Entries from a dataset of interfaces:
>>
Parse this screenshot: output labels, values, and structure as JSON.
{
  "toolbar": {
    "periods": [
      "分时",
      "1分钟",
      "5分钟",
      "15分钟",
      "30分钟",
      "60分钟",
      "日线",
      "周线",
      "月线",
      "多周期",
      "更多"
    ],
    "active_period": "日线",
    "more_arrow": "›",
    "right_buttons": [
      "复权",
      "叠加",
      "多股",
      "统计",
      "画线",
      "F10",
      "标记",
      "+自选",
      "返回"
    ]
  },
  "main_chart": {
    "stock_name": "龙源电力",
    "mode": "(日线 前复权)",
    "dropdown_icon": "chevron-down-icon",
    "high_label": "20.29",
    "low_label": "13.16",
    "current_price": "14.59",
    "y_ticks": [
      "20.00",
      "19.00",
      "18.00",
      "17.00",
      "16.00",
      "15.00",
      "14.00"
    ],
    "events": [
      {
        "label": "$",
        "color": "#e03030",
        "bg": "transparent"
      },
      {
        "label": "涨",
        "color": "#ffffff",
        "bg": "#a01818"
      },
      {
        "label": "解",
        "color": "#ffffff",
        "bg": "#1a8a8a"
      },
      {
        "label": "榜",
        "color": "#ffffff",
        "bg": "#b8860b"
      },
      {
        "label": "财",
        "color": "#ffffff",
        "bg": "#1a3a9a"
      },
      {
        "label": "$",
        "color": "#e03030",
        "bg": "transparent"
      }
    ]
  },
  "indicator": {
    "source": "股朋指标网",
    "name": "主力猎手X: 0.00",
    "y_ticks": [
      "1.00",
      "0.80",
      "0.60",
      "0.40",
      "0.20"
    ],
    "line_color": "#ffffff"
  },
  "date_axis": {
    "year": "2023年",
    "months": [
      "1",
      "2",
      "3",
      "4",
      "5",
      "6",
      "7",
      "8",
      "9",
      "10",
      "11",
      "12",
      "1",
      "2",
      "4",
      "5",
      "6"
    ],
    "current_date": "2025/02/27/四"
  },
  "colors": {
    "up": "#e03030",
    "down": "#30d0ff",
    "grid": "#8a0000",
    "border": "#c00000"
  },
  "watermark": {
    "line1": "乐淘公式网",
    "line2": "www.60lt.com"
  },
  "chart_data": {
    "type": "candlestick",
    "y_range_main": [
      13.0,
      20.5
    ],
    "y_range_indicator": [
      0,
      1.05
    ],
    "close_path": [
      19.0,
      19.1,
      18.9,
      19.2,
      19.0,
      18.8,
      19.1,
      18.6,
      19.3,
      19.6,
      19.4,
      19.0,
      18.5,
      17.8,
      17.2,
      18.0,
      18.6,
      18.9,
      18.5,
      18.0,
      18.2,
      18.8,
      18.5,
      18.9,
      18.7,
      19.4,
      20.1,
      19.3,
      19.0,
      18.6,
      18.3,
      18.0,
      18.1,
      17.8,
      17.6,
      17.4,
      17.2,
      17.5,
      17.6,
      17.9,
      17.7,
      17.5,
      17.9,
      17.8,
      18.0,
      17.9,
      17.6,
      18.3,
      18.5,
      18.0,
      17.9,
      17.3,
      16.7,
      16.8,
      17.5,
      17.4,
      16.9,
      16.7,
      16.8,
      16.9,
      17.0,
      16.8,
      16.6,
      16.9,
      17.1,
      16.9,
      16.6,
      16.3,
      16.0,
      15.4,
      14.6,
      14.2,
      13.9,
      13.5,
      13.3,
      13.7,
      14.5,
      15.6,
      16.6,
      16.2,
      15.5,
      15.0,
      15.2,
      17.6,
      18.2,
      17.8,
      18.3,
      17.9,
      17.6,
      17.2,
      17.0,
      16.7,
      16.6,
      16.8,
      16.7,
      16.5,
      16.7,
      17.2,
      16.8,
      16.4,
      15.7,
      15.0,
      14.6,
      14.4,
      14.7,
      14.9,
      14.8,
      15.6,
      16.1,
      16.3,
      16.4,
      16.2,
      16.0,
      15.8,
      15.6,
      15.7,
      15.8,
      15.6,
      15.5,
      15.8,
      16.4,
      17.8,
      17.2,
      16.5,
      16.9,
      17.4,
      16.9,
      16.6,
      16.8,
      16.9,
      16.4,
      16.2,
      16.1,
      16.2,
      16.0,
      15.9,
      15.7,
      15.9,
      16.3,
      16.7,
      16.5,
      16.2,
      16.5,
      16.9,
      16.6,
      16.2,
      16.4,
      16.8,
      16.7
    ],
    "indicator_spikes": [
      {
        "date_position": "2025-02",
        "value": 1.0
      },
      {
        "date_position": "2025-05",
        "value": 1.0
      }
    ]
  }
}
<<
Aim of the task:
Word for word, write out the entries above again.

Response to this task:
Parse this screenshot: output labels, values, and structure as JSON.
{
  "toolbar": {
    "periods": [
      "分时",
      "1分钟",
      "5分钟",
      "15分钟",
      "30分钟",
      "60分钟",
      "日线",
      "周线",
      "月线",
      "多周期",
      "更多"
    ],
    "active_period": "日线",
    "more_arrow": "›",
    "right_buttons": [
      "复权",
      "叠加",
      "多股",
      "统计",
      "画线",
      "F10",
      "标记",
      "+自选",
      "返回"
    ]
  },
  "main_chart": {
    "stock_name": "龙源电力",
    "mode": "(日线 前复权)",
    "dropdown_icon": "chevron-down-icon",
    "high_label": "20.29",
    "low_label": "13.16",
    "current_price": "14.59",
    "y_ticks": [
      "20.00",
      "19.00",
      "18.00",
      "17.00",
      "16.00",
      "15.00",
      "14.00"
    ],
    "events": [
      {
        "label": "$",
        "color": "#e03030",
        "bg": "transparent"
      },
      {
        "label": "涨",
        "color": "#ffffff",
        "bg": "#a01818"
      },
      {
        "label": "解",
        "color": "#ffffff",
        "bg": "#1a8a8a"
      },
      {
        "label": "榜",
        "color": "#ffffff",
        "bg": "#b8860b"
      },
      {
        "label": "财",
        "color": "#ffffff",
        "bg": "#1a3a9a"
      },
      {
        "label": "$",
        "color": "#e03030",
        "bg": "transparent"
      }
    ]
  },
  "indicator": {
    "source": "股朋指标网",
    "name": "主力猎手X: 0.00",
    "y_ticks": [
      "1.00",
      "0.80",
      "0.60",
      "0.40",
      "0.20"
    ],
    "line_color": "#ffffff"
  },
  "date_axis": {
    "year": "2023年",
    "months": [
      "1",
      "2",
      "3",
      "4",
      "5",
      "6",
      "7",
      "8",
      "9",
      "10",
      "11",
      "12",
      "1",
      "2",
      "4",
      "5",
      "6"
    ],
    "current_date": "2025/02/27/四"
  },
  "colors": {
    "up": "#e03030",
    "down": "#30d0ff",
    "grid": "#8a0000",
    "border": "#c00000"
  },
  "watermark": {
    "line1": "乐淘公式网",
    "line2": "www.60lt.com"
  },
  "chart_data": {
    "type": "candlestick",
    "y_range_main": [
      13.0,
      20.5
    ],
    "y_range_indicator": [
      0,
      1.05
    ],
    "close_path": [
      19.0,
      19.1,
      18.9,
      19.2,
      19.0,
      18.8,
      19.1,
      18.6,
      19.3,
      19.6,
      19.4,
      19.0,
      18.5,
      17.8,
      17.2,
      18.0,
      18.6,
      18.9,
      18.5,
      18.0,
      18.2,
      18.8,
      18.5,
      18.9,
      18.7,
      19.4,
      20.1,
      19.3,
      19.0,
      18.6,
      18.3,
      18.0,
      18.1,
      17.8,
      17.6,
      17.4,
      17.2,
      17.5,
      17.6,
      17.9,
      17.7,
      17.5,
      17.9,
      17.8,
      18.0,
      17.9,
      17.6,
      18.3,
      18.5,
      18.0,
      17.9,
      17.3,
      16.7,
      16.8,
      17.5,
      17.4,
      16.9,
      16.7,
      16.8,
      16.9,
      17.0,
      16.8,
      16.6,
      16.9,
      17.1,
      16.9,
      16.6,
      16.3,
      16.0,
      15.4,
      14.6,
      14.2,
      13.9,
      13.5,
      13.3,
      13.7,
      14.5,
      15.6,
      16.6,
      16.2,
      15.5,
      15.0,
      15.2,
      17.6,
      18.2,
      17.8,
      18.3,
      17.9,
      17.6,
      17.2,
      17.0,
      16.7,
      16.6,
      16.8,
      16.7,
      16.5,
      16.7,
      17.2,
      16.8,
      16.4,
      15.7,
      15.0,
      14.6,
      14.4,
      14.7,
      14.9,
      14.8,
      15.6,
      16.1,
      16.3,
      16.4,
      16.2,
      16.0,
      15.8,
      15.6,
      15.7,
      15.8,
      15.6,
      15.5,
      15.8,
      16.4,
      17.8,
      17.2,
      16.5,
      16.9,
      17.4,
      16.9,
      16.6,
      16.8,
      16.9,
      16.4,
      16.2,
      16.1,
      16.2,
      16.0,
      15.9,
      15.7,
      15.9,
      16.3,
      16.7,
      16.5,
      16.2,
      16.5,
      16.9,
      16.6,
      16.2,
      16.4,
      16.8,
      16.7
    ],
    "indicator_spikes": [
      {
        "date_position": "2025-02",
        "value": 1.0
      },
      {
        "date_position": "2025-05",
        "value": 1.0
      }
    ]
  }
}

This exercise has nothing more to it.